The usual way to run a Node.js program is to run the globally available
node command (once you install Node.js) and pass the name of the file you want to execute.
If your main Node.js application file is
app.js, you can call it by typing:
Above, you are explicitly telling the shell to run your script with
Above, we are explicitly giving the absolute path of interpreter. Not all operating systems have
node in the bin folder, but all should have
env. You can tell the OS to run
env with node as parameter:
To use a shebang, your file should have executable permission. You can give
app.js the executable permission by running:
chmod u+x app.js
While running the command, make sure you are in the same directory which contains the
To execute a string as argument you can use
On Windows, using cmd.exe a single quote will not work correctly because it only recognizes double
" for quoting. In Powershell or Git bash, both
" are usable.
node -e "console.log(123)"
As of nodejs V16, there is a built-in option to automatically restart the application when a file changes. This is useful for development purposes. To use this feature, you need to pass the `--watch' flag to nodejs.
node --watch app.js

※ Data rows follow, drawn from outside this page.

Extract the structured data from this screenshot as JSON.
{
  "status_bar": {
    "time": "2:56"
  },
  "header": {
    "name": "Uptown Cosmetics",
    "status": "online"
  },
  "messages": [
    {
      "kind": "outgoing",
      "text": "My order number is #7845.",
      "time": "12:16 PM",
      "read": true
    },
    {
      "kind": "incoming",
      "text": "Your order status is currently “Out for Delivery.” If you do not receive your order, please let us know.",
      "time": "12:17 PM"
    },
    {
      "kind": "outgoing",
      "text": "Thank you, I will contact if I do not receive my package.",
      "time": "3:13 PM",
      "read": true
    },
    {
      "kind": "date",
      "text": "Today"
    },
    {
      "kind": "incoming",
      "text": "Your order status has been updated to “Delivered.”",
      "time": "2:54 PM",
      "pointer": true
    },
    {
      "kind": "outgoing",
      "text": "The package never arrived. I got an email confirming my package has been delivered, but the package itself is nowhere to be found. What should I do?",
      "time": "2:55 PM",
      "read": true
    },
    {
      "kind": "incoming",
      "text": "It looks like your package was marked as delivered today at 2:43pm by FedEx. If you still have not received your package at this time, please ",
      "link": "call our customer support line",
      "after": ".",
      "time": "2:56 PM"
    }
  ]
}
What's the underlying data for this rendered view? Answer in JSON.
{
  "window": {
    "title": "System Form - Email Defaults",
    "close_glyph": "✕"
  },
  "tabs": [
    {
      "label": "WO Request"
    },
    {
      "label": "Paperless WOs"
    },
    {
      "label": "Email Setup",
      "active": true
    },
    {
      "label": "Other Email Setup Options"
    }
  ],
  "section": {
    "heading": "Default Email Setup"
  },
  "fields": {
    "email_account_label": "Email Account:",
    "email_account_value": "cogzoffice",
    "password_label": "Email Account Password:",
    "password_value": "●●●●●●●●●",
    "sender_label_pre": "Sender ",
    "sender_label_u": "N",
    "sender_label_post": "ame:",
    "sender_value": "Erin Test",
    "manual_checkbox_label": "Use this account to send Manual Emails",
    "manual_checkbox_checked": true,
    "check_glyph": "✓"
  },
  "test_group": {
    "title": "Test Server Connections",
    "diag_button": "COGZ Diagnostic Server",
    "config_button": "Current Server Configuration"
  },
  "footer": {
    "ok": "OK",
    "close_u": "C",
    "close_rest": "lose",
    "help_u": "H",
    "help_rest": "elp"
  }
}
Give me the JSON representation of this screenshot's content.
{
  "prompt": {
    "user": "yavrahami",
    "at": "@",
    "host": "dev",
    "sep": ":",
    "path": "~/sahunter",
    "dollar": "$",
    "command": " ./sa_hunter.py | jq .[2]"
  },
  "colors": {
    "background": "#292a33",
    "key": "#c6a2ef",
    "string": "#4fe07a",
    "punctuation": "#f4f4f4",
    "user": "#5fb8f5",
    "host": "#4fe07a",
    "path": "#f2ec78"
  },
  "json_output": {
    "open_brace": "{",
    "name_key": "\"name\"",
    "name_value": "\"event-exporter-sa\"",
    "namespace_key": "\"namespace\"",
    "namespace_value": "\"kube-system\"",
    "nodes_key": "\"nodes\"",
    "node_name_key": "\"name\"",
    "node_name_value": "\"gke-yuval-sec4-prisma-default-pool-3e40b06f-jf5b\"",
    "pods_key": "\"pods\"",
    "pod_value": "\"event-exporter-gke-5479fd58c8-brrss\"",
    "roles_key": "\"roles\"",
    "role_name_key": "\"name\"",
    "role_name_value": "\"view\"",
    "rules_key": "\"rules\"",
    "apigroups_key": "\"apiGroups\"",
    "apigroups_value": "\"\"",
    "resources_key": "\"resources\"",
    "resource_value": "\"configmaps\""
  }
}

So when you change the file, the application will restart automatically.
--watch flag documentation.